● **EXERCISE MATERIAL**
--- START ---

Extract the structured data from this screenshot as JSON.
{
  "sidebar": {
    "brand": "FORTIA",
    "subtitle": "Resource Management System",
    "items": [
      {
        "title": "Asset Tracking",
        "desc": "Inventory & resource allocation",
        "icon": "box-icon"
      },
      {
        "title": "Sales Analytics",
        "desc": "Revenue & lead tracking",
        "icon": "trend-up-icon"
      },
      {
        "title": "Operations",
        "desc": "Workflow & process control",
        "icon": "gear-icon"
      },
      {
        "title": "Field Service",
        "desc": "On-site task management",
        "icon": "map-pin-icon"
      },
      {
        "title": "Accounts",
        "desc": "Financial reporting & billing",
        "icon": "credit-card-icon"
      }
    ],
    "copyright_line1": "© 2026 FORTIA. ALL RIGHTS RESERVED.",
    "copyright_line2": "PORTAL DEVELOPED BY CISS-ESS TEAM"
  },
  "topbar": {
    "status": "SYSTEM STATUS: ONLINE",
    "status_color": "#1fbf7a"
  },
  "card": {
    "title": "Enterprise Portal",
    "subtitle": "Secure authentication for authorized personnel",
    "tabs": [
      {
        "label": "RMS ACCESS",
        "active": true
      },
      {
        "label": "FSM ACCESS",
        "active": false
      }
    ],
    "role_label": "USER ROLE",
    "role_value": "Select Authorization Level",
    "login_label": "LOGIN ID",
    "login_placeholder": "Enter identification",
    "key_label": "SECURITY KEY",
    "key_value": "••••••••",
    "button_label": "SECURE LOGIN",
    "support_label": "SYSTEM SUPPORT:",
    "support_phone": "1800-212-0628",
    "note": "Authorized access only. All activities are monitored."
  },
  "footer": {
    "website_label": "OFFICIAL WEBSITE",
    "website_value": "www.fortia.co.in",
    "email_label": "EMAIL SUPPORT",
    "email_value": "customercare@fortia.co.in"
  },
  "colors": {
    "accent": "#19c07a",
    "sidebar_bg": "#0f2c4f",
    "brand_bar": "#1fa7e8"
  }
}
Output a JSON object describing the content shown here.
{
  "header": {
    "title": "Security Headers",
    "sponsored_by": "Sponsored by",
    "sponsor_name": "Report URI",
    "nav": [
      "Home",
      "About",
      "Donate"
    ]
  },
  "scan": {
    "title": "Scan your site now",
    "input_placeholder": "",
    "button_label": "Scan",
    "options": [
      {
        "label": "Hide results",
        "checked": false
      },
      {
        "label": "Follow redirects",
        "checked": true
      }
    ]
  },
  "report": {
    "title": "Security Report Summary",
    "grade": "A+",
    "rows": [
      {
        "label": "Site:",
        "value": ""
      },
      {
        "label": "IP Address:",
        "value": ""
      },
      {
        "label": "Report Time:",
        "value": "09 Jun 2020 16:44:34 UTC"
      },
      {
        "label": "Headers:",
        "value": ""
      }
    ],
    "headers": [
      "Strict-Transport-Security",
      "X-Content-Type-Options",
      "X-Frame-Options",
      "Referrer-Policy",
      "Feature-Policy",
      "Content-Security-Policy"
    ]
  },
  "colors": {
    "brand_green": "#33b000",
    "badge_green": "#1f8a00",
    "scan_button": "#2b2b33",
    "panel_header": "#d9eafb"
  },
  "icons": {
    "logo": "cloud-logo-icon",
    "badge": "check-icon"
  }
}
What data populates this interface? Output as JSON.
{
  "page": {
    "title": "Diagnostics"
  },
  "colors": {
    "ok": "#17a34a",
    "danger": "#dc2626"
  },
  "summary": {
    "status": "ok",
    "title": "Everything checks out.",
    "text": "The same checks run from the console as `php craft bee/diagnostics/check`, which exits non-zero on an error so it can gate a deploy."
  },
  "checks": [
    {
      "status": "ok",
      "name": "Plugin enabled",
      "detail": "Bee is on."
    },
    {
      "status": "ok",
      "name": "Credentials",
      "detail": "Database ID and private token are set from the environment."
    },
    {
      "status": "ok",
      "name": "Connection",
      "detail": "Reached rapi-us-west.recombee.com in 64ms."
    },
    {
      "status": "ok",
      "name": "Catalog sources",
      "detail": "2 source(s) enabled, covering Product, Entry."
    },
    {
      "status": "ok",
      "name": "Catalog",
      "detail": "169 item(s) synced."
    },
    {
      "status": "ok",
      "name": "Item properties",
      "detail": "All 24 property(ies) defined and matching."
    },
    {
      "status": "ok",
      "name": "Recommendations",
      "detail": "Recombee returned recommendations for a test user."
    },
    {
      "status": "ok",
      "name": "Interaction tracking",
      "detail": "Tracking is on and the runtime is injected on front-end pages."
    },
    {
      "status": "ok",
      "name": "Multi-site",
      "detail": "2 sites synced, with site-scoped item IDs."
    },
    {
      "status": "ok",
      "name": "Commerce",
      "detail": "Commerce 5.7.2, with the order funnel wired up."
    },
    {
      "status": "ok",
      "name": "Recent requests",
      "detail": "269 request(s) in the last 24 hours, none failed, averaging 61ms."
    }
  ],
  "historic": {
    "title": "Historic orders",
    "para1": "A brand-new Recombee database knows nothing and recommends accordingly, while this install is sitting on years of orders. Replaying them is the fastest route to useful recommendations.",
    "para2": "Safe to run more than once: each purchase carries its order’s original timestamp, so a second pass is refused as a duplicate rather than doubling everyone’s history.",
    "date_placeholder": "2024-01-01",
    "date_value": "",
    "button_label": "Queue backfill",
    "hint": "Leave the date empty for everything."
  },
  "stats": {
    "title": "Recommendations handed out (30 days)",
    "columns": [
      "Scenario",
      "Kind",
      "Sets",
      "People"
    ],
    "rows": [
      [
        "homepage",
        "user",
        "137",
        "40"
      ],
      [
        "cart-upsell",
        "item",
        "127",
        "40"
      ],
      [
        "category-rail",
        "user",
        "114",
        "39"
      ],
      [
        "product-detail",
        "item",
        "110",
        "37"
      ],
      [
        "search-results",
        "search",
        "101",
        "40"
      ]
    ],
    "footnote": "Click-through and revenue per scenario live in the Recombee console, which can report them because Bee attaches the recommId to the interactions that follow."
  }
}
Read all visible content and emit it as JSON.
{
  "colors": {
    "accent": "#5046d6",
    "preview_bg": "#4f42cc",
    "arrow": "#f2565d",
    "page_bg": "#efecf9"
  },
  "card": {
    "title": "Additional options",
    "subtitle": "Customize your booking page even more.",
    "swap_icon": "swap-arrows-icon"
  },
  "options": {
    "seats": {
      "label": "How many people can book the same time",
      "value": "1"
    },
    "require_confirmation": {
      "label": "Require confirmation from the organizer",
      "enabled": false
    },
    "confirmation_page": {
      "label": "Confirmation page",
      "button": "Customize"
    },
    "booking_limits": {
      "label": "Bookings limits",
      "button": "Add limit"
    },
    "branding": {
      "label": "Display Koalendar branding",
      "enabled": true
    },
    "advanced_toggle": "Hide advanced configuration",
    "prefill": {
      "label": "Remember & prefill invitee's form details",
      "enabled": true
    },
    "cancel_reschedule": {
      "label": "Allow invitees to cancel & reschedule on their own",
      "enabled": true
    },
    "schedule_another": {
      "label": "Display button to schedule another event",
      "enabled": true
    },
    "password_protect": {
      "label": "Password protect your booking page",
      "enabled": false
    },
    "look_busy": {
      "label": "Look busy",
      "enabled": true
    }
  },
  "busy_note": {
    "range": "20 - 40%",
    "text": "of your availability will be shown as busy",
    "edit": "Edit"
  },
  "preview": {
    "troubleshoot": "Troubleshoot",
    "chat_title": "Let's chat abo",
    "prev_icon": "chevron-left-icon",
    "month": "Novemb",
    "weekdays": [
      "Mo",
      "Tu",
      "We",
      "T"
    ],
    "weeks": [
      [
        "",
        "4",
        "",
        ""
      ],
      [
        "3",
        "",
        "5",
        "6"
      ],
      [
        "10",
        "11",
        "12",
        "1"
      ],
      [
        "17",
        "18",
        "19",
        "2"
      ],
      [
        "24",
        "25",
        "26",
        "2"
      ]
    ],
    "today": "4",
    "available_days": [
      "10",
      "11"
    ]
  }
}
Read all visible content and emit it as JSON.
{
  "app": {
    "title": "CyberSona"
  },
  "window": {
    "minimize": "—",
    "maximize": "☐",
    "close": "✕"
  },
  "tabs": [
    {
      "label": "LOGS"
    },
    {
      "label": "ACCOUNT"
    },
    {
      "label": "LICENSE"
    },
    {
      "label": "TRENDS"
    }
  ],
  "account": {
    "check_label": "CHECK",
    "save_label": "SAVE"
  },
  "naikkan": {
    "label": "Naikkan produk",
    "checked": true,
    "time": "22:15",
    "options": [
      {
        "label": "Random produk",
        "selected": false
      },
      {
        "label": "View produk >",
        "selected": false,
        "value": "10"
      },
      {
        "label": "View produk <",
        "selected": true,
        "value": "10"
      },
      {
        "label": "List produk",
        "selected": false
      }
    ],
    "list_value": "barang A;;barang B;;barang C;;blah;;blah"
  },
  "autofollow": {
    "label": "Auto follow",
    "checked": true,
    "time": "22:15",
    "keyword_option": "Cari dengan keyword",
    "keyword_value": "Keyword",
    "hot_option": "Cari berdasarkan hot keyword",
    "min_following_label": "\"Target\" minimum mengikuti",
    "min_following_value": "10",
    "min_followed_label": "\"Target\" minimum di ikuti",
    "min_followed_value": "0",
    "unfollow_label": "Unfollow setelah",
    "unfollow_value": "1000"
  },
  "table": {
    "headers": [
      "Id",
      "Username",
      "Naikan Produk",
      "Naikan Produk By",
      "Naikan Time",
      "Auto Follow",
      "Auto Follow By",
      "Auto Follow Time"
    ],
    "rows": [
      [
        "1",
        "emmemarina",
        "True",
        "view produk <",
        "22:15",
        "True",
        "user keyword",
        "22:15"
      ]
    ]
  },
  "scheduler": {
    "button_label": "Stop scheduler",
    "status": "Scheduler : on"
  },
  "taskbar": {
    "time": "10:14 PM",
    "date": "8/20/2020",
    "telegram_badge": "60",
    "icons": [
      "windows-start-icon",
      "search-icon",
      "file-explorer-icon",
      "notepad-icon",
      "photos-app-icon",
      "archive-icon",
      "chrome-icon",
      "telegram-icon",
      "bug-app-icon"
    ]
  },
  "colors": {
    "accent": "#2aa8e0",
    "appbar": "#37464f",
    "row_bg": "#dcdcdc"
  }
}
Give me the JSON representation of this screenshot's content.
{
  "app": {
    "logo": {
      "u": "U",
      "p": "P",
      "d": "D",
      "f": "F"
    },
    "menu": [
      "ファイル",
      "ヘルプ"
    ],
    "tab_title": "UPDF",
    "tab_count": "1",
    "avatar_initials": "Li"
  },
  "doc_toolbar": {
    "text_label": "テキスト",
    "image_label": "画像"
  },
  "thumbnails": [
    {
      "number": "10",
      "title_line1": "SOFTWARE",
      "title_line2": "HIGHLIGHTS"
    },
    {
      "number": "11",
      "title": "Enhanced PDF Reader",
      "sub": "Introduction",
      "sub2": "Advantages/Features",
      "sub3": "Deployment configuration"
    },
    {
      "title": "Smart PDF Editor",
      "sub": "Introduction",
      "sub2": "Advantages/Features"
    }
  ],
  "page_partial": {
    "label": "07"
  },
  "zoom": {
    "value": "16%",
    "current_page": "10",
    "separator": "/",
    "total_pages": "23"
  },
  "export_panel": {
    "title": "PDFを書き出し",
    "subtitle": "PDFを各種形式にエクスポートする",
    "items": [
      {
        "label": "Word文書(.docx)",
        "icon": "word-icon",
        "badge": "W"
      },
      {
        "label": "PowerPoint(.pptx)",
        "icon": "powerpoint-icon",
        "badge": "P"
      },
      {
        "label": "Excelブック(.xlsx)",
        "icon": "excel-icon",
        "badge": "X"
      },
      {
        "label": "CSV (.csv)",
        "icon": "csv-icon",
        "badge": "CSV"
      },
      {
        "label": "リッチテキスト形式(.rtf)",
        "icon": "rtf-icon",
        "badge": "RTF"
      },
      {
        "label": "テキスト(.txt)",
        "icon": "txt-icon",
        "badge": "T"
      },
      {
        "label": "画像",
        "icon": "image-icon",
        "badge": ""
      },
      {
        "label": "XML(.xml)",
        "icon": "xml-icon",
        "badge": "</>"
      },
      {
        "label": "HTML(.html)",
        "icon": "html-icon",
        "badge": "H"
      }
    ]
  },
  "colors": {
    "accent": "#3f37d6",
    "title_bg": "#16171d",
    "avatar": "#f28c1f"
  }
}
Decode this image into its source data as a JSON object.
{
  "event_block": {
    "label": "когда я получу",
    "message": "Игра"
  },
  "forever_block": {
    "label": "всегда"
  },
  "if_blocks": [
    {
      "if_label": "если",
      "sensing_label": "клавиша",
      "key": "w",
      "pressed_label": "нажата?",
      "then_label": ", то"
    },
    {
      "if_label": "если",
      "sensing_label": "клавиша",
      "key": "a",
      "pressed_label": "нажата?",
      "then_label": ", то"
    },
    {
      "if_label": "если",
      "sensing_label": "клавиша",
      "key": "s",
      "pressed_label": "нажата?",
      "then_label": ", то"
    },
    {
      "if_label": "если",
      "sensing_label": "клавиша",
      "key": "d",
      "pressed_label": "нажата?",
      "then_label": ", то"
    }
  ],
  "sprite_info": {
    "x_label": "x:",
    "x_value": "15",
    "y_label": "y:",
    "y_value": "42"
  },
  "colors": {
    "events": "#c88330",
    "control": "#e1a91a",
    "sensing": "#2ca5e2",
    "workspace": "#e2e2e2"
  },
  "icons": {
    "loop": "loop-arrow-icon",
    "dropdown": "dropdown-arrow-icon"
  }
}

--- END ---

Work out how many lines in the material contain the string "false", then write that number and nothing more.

● **REPLY TO THE EXERCISE**
7